The US non-life insurance market’s holdings of commercial real estate (CRE) and other real estate should withstand the challenging economic environment and reduced valuations over the medium term.
Fitch Ratings expect any losses to remain within ratings sensitivities given low levels of portfolio exposure.
The US non-life insurance industry main asset allocation of its $2 trillion investment portfolio is high-quality, fixed income securities, accounting for approximately 55% of assets invested.
High-quality fixed income securities back insurance liabilities and match duration of the liabilities fairly well while not incurring significant capital charges.
Amid high inflation pressuring loss costs, non-life insurers have increased liquidity, with cash and short-term holdings at 7% of industry invested assets.
Insurers’ ratings are likely to be resilient to a moderate fall in commercial real-estate (CRE) values, Beinsure says in a report, although a systemic crisis would put greater pressure on individual issuers with larger exposures.
Deterioration across property types and growing recessionary risks will contribute to modest growth in mortgage loans over the near term.
Single-family origination growth will slow to moderate levels in 2H2023 and 2024 due to higher interest rates, which are slowing demand amid deteriorating economic conditions.
Non-Life Insurance Industry Asset Allocation
Individual company results vary, but on the whole no major impairments are anticipated over the ratings cycle, and no single portfolio looks overly exposed to real estate; however, there may be some idiosyncratic risk in a company’s portfolio (see Largest Life Insurance Companies in U.S.).
Potential credit quality deterioration should be mitigated by holdings of high-quality fixed income securities and shorter invested asset duration.
Allocations to riskier invested assets for the non-life insurance sector, which include equities, schedule BA (alternatives) and below-investment-grade bonds, were stable at 62% YE 2022, which was flat compared to the prior year.
Equities accounted for 49% of surplus in 2022, while Schedule BA and below-investment-grade allocations were 7% and 6%, respectively.
U.S. life insurers’ commercial real estate (CRE) exposure is predominantly via commercial mortgage loans, with more modest exposure to commercial mortgage backed securities (CMBS) at less than 5% of cash and invested assets, with equity real estate not a meaningful allocation.
Risky Assets Percentage of Policyholder Surplus
Composition and amount of schedule BA alternative assets varies widely by company but tends to be in the form of limited partnerships, hedge funds, private equity, private credit and certain real estate funds.
These investments offer increased yield and portfolio diversity but less liquidity relative to equities and bonds.
The largest real estate investment for the non-life industry is residential mortgage-backed securities (RMBS), which has accounted for approximately half of all real estate investments since 2019.

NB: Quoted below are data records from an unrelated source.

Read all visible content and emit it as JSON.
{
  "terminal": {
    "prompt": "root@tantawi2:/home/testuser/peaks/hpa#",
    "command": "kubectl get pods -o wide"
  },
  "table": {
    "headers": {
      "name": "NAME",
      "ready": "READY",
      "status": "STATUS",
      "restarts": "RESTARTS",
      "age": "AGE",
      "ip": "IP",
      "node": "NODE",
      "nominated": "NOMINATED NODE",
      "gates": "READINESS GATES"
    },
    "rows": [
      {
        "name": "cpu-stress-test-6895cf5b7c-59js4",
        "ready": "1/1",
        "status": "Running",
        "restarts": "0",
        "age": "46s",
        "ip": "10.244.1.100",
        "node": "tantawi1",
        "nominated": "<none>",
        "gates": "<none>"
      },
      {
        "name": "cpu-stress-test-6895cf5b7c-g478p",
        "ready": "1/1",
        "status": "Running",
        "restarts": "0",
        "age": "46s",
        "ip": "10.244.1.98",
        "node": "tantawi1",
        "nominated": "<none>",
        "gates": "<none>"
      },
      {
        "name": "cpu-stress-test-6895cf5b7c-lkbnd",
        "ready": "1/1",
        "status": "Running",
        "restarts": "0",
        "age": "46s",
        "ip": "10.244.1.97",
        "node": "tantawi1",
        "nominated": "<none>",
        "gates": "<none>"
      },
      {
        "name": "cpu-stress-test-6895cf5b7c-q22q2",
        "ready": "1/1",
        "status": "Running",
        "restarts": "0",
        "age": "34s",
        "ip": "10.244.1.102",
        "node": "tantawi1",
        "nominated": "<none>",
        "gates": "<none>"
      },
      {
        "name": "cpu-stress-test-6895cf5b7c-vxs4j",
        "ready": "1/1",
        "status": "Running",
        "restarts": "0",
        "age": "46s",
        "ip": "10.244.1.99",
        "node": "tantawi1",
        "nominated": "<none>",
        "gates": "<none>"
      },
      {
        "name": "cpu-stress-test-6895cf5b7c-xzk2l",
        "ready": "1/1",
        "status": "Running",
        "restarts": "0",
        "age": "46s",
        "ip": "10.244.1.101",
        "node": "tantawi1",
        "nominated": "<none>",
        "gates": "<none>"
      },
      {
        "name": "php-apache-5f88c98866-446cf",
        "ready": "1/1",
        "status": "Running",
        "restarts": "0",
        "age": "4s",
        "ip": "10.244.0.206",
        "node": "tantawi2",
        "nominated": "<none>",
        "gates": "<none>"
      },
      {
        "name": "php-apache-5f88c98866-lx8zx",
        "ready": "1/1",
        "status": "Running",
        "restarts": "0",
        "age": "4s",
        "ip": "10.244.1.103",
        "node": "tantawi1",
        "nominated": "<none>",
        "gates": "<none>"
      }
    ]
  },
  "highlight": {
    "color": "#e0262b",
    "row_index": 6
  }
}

A substantial amount of RMBS held by non-life insurers is issued by government-sponsored entities (GSEs), Fannie Mae and Freddie Mac (rated ‘AA+’ by Fitch) which benefits from implicit government support.
Fitch does not rate any of the MBS products directly issued by the GSEs, which would theoretically carry a rating consistent with the GSEs’ long-term issuer default rating (LT IDR). Any RMBS that fall below investment grade would be captured in Fitch’s risky asset ratio.
Non-Life Insurer Real Estate Exposure % of Surplus
The non-life insurance industry has lower invested asset duration, averaging around 4.8 years in 2022, relative to the life insurance industry.
Option-adjusted duration (OAD) has remained relatively unchanged since 2018, but did lengthen slightly in 2022, driven by a meaningful duration extension in the tax-exempt municipal bonds.
Non-life insurers also have more capital than the global life insurance industry, resulting in significantly less investment leverage of approximately 2x versus the life insurance industry of 11x.
U.S. life insurers had 13% of their aggregate investment portfolios in mortgage loans, or 1.6x capital, which is above historic levels of 8%-12% but stable yoy.
Office and retail valuations are likely to drop further over the medium term, with office most pressured by reduced occupancy. U.S. insurers have continued to de-emphasize these subsectors, and are focusing on multifamily and industrial.
Fitch expect continued negative NOI growth for office properties in 2023, with office loan delinquencies within Fitch’s rated CMBS universe to double to 3.5% to 4% at end-2023 versus 1.8% in May.
AUTHORS: Gerald Glombicki, CPA, CISSP, CCSP, CISA, ARM – Senior Director, Insurance at Fitch Ratings, Douglas Pawlowski – Senior Director, Insurance (North America) at Fitch Ratings, Laura Kaster, CFA – Senior Director, Fitch Wire (North and South American Financial Institutions)